Saturday, June 18, 2011

A little - all there is, and all you need

kw: book reviews, nonfiction, faith, memoirs

A rabbi and a pastor came into Mitch's life, and, no joke, he was more profoundly changed than if he'd known only one of them. In Mitch Albom's Have a Little Faith, we find that the rabbi "came into" his life at birth, and retained a place in his heart even as he drifted from his faith. But when eighty-two-year-old Rabbi Albert Lewis asked Mitch, "Will you do my eulogy?", he "came in" in a much deeper way. They agreed to meet periodically so Mitch could get to know the rabbi on a more human level. Mitch figured on a few months, a few meetings. The meetings went on for eight years.

In the middle of those eight years, Mitch, involved with a charity for the homeless, met a Christian pastor named Henry Covington. He visited him and his ministry to the homeless regularly, trying to figure out if Henry was on the level. If you wanted to find someone the exact opposite of Albert Lewis, Henry Covington is about as close as you could come: black, tall, enormously overweight, a former criminal and drug dealer, a champion commandment-breaker.

I once read that some people come to faith in extreme crisis, and are changed overnight. They have a traumatic birth. For others, finding God is as smooth as putting on a well-fitting glove. I think you can guess which man had which experience. Thinking of Henry, I am reminded of George Müller, a 19th Century leader of the "open brethren", who started out life as a thief. Once he'd had his own jackhammer experience with God, he became one entrusted with millions as he built a series of orphanages in and around Bristol, England. His diary is great reading.

Albert, by contrast, had a more comfortable relationship with God, and like any couple that ages together, he sometimes stormed at the Deity, but they always reconciled. When Mitch was a child, the rabbi seemed like God himself, awesome and imperturbable. Once when asked to speak to the children at a Christian church, a young boy plucked up the boldness to ask, "Where are your horns? I thought all Jews had horns." He invited the boy to come forward and examine his head, removing his yarmulke. After a while, the boy lapsed into embarrassed silence, and he asked, "Yes?" The boy said, "No horns." "Ah."
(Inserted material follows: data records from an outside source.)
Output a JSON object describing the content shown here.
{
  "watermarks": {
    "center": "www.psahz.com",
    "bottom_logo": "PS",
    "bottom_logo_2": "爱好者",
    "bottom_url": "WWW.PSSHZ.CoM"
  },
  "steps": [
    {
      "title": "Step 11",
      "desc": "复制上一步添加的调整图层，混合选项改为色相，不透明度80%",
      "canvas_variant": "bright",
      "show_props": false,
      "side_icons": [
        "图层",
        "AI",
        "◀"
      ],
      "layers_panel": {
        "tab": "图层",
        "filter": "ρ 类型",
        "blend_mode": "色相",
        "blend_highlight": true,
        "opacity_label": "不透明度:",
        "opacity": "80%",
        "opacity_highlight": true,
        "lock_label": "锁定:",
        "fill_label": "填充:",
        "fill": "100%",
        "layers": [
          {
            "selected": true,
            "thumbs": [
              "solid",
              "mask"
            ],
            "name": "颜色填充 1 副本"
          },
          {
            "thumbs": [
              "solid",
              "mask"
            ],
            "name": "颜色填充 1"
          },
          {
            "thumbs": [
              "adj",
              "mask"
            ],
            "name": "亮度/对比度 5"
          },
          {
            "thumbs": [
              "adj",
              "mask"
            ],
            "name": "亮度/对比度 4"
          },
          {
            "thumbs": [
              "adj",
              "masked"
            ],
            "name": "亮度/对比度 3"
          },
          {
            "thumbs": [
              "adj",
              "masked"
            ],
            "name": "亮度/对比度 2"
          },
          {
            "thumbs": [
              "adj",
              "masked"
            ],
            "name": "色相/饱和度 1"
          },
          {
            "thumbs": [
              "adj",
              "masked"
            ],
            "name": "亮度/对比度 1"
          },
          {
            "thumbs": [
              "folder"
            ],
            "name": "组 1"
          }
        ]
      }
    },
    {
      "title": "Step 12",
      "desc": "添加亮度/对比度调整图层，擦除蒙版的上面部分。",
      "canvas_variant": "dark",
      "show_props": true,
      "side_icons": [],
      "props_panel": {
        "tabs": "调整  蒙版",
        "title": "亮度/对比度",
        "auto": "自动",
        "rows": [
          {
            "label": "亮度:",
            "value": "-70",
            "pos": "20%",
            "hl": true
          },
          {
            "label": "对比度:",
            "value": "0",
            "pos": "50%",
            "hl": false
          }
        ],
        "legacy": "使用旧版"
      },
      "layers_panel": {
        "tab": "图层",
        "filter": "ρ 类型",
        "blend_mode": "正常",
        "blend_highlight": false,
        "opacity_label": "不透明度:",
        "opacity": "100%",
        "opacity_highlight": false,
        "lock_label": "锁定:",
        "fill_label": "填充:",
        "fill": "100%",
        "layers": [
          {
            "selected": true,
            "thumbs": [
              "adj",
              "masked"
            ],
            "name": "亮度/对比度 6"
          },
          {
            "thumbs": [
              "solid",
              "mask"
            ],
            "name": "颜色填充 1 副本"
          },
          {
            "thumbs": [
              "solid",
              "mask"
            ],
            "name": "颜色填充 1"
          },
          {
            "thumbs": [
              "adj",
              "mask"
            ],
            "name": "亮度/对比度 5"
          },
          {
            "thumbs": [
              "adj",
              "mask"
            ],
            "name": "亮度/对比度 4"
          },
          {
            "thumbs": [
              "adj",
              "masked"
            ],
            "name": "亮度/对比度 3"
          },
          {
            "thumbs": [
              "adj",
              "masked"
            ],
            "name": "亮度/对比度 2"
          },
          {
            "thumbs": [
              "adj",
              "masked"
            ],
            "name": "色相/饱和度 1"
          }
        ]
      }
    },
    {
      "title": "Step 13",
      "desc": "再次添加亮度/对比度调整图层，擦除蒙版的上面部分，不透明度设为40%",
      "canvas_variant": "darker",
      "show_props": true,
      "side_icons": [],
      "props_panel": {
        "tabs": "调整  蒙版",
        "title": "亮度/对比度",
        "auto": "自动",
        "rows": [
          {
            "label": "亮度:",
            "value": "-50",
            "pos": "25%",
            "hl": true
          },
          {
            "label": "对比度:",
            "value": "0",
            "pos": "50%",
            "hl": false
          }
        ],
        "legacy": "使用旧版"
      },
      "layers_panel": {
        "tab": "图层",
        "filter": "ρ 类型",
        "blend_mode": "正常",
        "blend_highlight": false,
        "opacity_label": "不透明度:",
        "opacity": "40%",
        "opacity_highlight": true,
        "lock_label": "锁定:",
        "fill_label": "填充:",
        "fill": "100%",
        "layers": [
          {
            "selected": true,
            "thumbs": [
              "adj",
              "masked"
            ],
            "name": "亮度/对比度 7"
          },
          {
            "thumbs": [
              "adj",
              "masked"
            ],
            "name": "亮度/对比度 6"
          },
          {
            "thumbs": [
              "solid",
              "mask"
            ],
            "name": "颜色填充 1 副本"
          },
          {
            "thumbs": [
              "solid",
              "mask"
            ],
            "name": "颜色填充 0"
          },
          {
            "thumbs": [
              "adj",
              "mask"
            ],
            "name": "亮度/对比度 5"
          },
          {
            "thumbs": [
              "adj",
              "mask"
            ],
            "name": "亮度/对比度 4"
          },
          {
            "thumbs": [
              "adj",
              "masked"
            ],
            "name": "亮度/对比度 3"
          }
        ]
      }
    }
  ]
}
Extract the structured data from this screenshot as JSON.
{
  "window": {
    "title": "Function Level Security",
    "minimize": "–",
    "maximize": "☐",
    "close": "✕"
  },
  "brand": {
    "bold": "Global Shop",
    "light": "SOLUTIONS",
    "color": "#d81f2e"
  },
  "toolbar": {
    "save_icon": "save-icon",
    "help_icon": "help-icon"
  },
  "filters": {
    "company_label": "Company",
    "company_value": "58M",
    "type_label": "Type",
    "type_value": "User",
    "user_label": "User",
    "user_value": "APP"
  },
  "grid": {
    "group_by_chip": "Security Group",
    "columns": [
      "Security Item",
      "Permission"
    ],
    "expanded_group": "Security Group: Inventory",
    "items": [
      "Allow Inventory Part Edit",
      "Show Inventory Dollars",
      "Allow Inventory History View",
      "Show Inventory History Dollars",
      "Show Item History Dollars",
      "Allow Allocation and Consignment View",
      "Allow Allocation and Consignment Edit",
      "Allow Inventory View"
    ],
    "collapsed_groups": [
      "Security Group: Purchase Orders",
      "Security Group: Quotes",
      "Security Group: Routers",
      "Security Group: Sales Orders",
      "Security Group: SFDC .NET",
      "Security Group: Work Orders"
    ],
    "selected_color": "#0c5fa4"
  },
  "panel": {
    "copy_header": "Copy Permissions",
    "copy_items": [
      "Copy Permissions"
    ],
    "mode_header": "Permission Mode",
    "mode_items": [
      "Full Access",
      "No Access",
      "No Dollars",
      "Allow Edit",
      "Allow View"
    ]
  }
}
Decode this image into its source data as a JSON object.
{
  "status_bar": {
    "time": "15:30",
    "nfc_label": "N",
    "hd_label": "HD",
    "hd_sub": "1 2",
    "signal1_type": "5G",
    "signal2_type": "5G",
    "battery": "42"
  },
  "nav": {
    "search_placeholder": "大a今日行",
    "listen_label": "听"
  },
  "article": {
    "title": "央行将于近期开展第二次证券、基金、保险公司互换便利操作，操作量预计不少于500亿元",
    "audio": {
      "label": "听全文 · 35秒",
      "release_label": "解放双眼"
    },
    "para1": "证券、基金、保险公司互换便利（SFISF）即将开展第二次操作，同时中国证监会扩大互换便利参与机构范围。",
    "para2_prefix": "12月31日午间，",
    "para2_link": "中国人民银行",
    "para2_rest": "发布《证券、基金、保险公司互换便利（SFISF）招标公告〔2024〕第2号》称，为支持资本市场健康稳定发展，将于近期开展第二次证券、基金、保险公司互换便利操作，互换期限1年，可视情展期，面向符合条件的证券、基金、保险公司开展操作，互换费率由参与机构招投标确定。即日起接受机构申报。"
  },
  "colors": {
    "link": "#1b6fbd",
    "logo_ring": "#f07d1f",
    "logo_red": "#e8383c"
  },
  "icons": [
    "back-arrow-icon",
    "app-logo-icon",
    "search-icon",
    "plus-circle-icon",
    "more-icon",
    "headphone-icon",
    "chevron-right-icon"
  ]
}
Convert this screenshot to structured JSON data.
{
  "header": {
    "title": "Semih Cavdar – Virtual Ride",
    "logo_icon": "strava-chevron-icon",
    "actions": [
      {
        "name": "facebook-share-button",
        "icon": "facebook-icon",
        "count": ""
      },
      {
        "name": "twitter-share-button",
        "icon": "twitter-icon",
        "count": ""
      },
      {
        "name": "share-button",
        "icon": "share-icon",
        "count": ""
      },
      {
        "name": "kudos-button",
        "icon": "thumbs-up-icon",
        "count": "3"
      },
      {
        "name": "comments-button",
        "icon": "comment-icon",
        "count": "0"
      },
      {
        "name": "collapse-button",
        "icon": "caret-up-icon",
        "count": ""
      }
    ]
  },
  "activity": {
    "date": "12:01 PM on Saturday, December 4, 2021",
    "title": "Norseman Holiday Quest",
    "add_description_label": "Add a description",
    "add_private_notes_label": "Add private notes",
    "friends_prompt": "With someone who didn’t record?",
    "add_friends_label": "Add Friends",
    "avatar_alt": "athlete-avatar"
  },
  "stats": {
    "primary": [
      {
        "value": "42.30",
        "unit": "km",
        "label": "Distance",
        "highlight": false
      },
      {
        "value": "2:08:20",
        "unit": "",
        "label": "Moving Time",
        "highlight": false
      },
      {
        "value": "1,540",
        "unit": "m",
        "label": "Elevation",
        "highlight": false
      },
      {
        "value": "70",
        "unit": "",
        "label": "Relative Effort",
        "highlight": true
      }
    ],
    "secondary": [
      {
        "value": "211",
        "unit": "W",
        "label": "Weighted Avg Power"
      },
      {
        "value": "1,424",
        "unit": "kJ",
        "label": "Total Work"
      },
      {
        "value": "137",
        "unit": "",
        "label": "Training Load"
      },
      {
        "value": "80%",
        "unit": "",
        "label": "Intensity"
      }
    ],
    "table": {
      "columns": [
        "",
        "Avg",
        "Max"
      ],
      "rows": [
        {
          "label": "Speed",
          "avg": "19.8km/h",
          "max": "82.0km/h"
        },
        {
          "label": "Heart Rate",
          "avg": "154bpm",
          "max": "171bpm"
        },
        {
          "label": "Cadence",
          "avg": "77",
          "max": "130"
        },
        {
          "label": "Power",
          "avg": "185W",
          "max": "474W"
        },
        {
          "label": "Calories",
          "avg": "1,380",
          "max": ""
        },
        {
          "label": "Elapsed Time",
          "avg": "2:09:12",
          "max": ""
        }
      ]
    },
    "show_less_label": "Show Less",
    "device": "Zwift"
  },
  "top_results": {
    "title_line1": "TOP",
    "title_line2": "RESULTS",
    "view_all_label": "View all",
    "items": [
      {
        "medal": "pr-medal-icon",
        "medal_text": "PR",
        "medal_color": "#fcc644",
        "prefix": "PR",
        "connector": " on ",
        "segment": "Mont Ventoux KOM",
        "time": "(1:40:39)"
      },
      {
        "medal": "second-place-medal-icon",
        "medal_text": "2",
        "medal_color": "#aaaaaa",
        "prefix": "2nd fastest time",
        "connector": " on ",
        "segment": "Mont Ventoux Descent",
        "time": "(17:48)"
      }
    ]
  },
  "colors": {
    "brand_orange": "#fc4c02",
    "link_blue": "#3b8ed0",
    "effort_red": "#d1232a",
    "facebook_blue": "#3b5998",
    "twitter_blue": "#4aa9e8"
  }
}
I have often been troubled at the way we deify our men of God. There seems to be a natural inclination to look, first to a father, then to other authorities, as infallible guides. To discover that nobody is perfect is a frightening blow, and leads to our first life crisis, in the preteen or teen years. Why do kids rebel? They find out that Dad and Mom are not God, and it typically happens just when they've grown to have some confidence in their own opinions. Of course, as Ben Franklin said, "Nature keeps a hard school." Unless we are utter fools, we learn that we are not infallible either. Most of us are lucky enough to reconcile with our parents by then.

Having spent half a life or more running from God, Mitch is drawn back, by the example of these two Men of God, their simple faith, and the comfort and steadiness he learns accompany a life of ordinary faith. Faith may be what we believe, but to others, the only clue is, faith is what we do. To a Jew in particular, faith is worked out in ritual. As Tevye sings in Fiddler on the Roof, "Tradition!" To a faithful Christian, ritual takes a back seat to service.

One time, I was trying to comfort a suicidal woman, and she said, "You're just being nice because it is your job." I replied, "It isn't my job, it is what I am, and not because I am some kind of pastor, but because of God in me." I wasn't really a pastor, but she thought I was, and was blind to remonstrance. But when I said, "I care because God cares," she took comfort in that. I'd do miracles for people if I could, but I've discovered that I don't have any miraculous gift. But each of us has the gift of a listening heart, if we're patient enough to use it.

Pastor or rabbi, whether a good speaker or not (Albert and Henry were/are champion sermonizers), it is when they listen that they change lives. Listening is how each of us can change lives. Mitch learned that as he listened to the both of them, and then to a few others who had things to say about both their lives.

Without Henry, Mitch could not have completed the eulogy. We need contrast to see clearly. But the end came, as the end must, when Albert was ninety years old. Mitch buckled down, in a room filled with his notes and recordings and research materials, and wrote without touching any of them. He saw that both these men had, not the great faith we imagine a man of God has to have, but just a little faith. A little faith, well and persistently used, accomplishes much.

No comments: